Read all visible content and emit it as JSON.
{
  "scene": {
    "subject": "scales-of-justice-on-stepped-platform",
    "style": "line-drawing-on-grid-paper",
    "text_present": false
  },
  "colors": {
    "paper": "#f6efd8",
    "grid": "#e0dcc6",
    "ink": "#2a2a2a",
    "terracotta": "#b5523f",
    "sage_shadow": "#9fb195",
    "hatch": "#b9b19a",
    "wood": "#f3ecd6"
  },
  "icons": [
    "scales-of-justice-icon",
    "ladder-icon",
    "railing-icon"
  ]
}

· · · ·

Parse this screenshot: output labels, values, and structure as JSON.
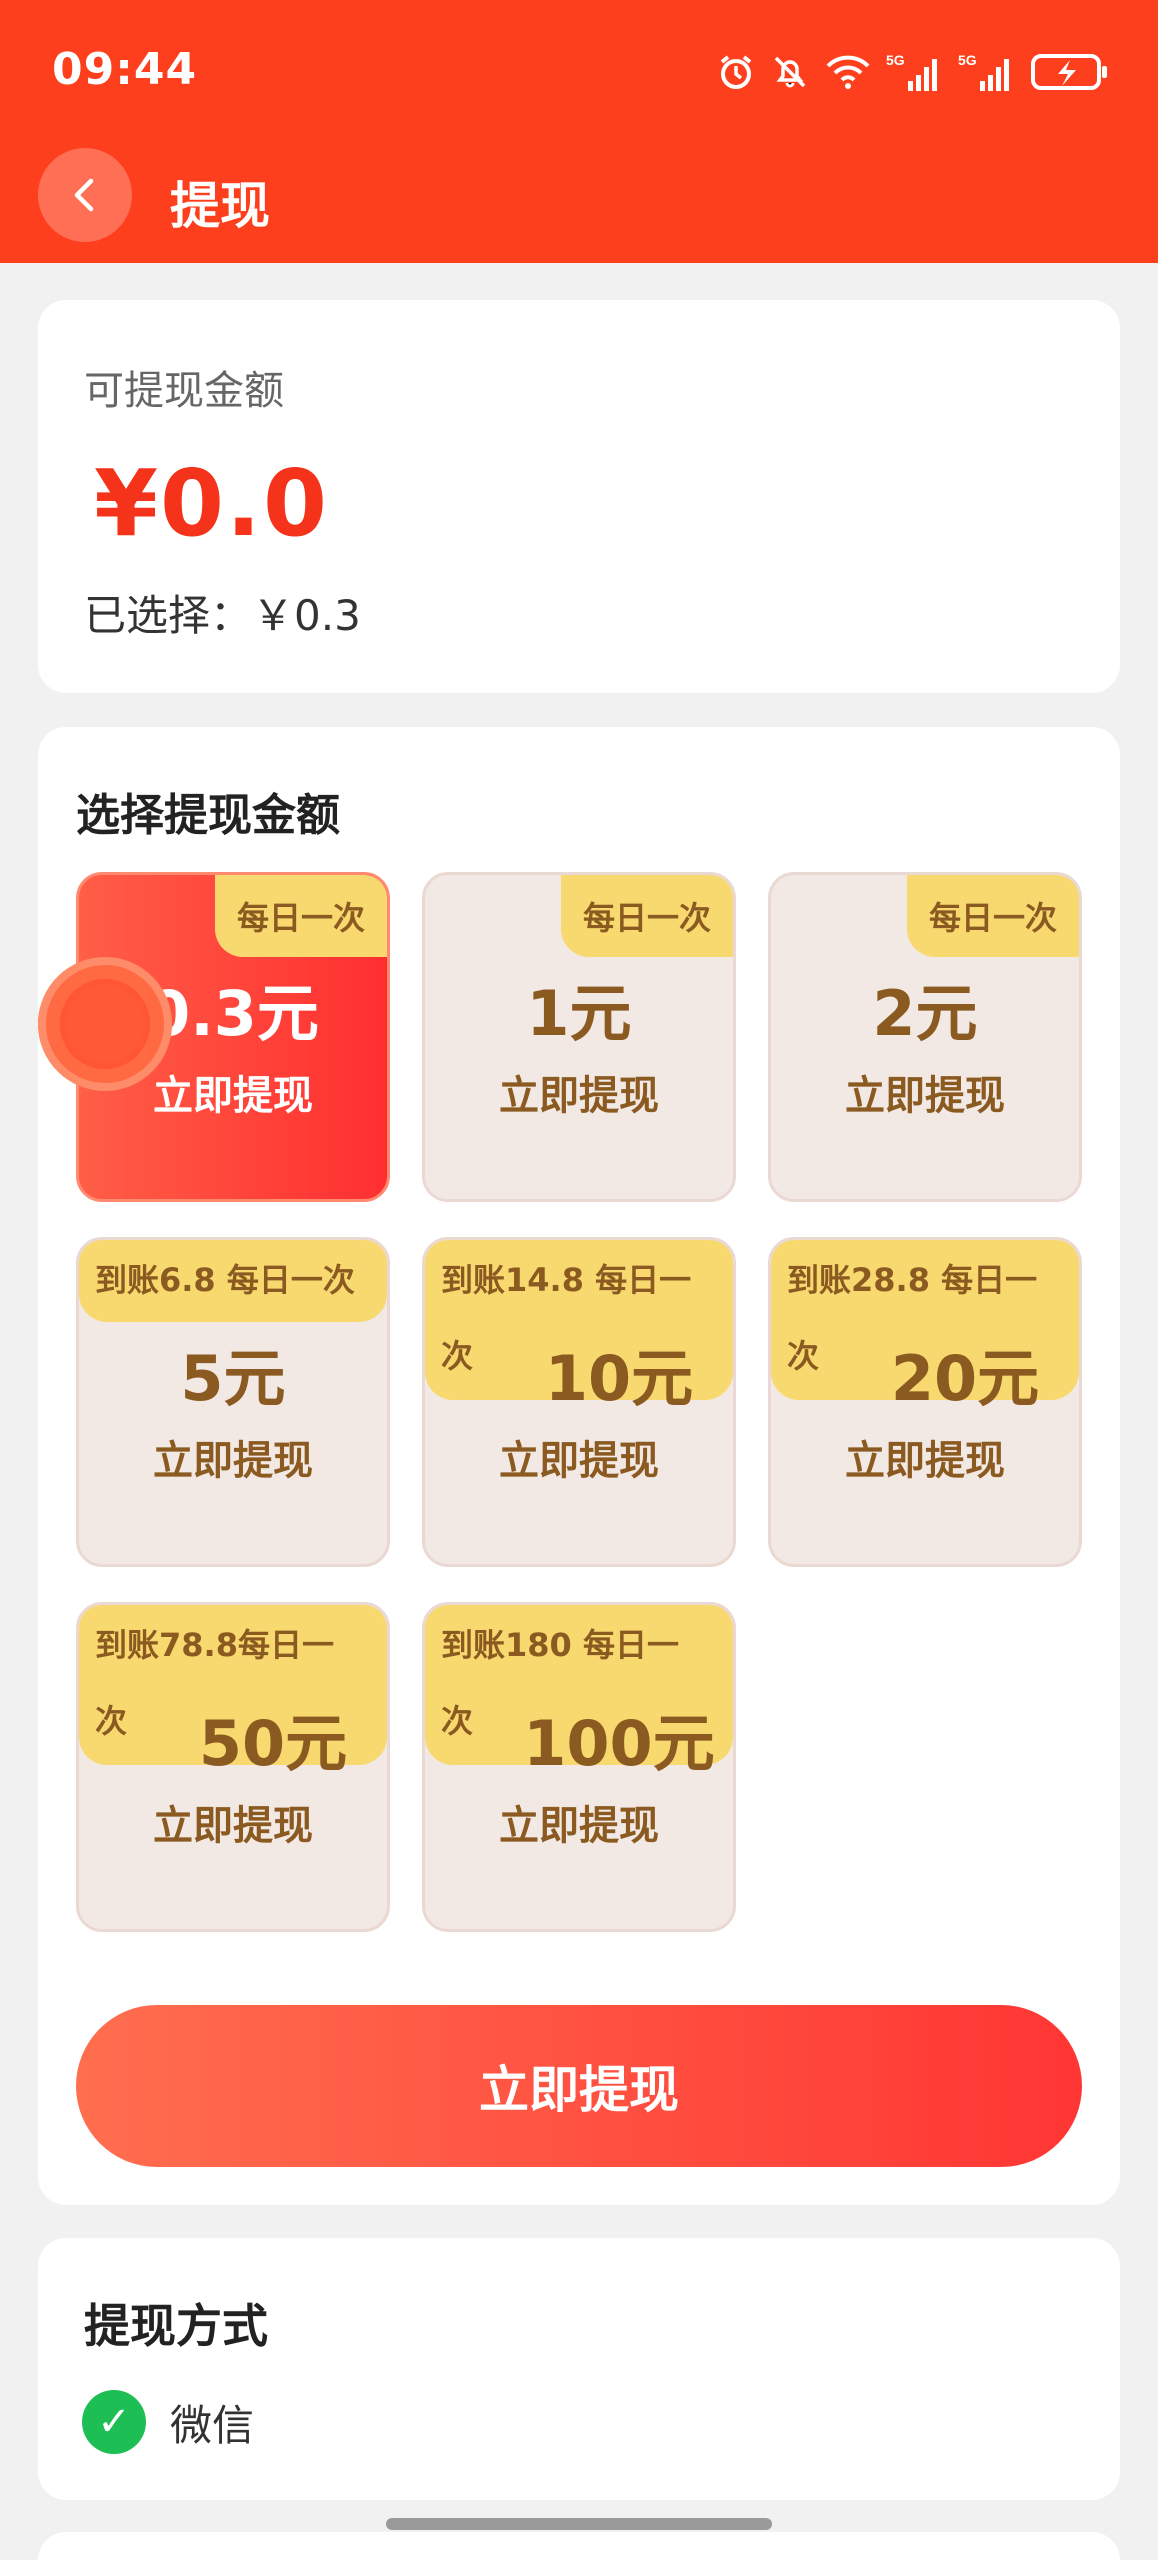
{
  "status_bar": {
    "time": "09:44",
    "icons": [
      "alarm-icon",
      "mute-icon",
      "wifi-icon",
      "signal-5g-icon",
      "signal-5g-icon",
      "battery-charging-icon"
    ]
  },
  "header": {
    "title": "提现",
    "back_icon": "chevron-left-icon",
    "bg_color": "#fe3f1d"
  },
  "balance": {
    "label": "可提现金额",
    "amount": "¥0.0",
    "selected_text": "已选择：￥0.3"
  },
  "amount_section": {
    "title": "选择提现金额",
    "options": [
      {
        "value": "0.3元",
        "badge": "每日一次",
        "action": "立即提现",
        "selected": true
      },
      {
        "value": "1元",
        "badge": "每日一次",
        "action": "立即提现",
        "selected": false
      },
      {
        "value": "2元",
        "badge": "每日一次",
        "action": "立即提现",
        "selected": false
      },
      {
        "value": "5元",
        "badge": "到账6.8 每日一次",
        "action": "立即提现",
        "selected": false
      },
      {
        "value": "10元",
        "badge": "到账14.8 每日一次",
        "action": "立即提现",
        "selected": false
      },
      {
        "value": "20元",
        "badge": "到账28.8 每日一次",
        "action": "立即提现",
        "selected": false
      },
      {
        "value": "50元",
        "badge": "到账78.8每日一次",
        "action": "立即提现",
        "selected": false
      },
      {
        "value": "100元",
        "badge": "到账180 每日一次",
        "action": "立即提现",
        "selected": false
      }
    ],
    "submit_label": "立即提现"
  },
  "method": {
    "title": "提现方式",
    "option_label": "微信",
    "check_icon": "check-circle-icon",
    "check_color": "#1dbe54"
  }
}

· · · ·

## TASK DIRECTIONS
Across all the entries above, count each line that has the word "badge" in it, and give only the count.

## WRITTEN SOLUTION
8